is a toe that becomes permanently bent in the middle so that the end of the toe points
downward. The portion of the toe before the joint where the bend occurs tends to arch upward. A hammer toe takes years to develop. Once the toe becomes permanently bent, corns or calluses may form.
Treatment helps control symptoms in many people, but surgery is sometimes needed to straighten the toe.
Hammertoes are a contracture of the toes as a result of a muscle imbalance between the tendons on the top of the toes (extensor tendons) and the tendons on the bottom of the toes (flexor tendons). If
there is an imbalance in the foot muscles that stabilize the toe, the smaller muscles can be overpowered by the larger flexor and extensor muscles.
If the toes remain in the hammertoe position for long periods, the tendons on the top of the foot will tighten over time because they are not stretched to their full length. Eventually, the tendons
shorten enough that the toe stays bent, even when shoes Hammer toes
are not being worn.
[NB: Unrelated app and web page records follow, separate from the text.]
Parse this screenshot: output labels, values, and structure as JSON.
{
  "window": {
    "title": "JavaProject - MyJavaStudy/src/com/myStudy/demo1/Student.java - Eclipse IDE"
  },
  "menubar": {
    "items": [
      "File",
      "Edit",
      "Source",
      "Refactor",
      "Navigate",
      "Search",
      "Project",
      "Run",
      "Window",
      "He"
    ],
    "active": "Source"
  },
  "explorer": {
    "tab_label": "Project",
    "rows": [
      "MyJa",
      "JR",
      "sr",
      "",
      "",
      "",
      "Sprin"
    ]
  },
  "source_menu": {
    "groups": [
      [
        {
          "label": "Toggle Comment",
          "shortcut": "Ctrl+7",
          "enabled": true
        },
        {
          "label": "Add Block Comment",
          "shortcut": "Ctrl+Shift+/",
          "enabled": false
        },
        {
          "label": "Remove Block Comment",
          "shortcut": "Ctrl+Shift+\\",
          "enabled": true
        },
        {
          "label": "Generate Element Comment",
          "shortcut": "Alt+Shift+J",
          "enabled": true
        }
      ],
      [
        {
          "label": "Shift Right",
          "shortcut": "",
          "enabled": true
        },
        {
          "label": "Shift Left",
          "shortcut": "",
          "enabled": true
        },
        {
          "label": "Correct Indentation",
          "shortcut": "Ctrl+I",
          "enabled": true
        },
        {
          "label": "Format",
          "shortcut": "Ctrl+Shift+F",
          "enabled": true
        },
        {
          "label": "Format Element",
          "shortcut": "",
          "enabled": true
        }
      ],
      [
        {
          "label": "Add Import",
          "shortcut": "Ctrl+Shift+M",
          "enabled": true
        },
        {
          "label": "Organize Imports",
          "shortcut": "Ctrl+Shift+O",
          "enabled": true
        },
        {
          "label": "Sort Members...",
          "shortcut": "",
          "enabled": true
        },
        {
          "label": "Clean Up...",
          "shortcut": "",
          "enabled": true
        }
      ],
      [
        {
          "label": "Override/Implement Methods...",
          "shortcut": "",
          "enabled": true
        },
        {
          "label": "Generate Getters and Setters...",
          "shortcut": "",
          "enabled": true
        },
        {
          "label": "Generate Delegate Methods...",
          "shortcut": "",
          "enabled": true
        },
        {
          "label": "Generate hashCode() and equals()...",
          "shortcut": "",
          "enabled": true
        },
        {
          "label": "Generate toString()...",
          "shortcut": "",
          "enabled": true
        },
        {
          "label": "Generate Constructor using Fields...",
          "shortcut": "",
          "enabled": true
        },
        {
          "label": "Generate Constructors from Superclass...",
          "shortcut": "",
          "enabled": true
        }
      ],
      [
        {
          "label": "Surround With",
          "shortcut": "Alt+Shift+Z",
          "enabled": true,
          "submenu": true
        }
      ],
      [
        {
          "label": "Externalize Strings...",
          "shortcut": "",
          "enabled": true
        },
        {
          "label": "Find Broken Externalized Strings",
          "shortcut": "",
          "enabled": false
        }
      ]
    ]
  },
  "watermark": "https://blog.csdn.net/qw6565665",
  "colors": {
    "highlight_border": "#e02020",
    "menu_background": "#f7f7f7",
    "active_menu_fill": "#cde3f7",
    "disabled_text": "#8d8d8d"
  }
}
The symptoms of
hammertoe include a curling toe, pain or discomfort in the toes and ball of the foot or the front of the leg, especially when toes are stretched downward, thickening of the skin above or below the
affected toe with the formation of corns or calluses, difficulty finding shoes that fit well. In its early stages, hammertoe is not obvious. Frequently, hammertoe does not cause any symptoms except
for the claw-like toe shape.
Most health care professionals can diagnose hammertoe simply by examining your toes and feet. X-rays of the feet are not needed to diagnose hammertoe, but they may be useful to look for signs of some
types of arthritis (such as rheumatoid arthritis) or other disorders that can cause hammertoe. If the deformed toe is very painful, your doctor may recommend that you have a fluid sample withdrawn
from the joint with a needle so the fluid can be checked for signs of infection or gout (arthritis from crystal deposits).
Non Surgical Treatment
If your toe is still flexible, your doctor may recommend that you change to roomier and more comfortable footwear and that you wear shoe inserts (orthotics) or pads. Wearing inserts or pads can
reposition your toe and relieve pressure and pain. In addition, your doctor may suggest exercises to stretch and strengthen your toe muscles. These may include picking up marbles or a thin towel off
the floor with your toes.
As previously mentioned it?s best to catch this problem early; hammer toe taping is relatively harmless and simple. Long term complications can cause foot deformities and even difficulty walking.
It?s always best to stiff shoes and high heel, especially if you?re working on hammer toe recovery. Pick comfortable shoes with plenty of toe space. Prevention is the best cure here as this injury is
nearly always self inflicted.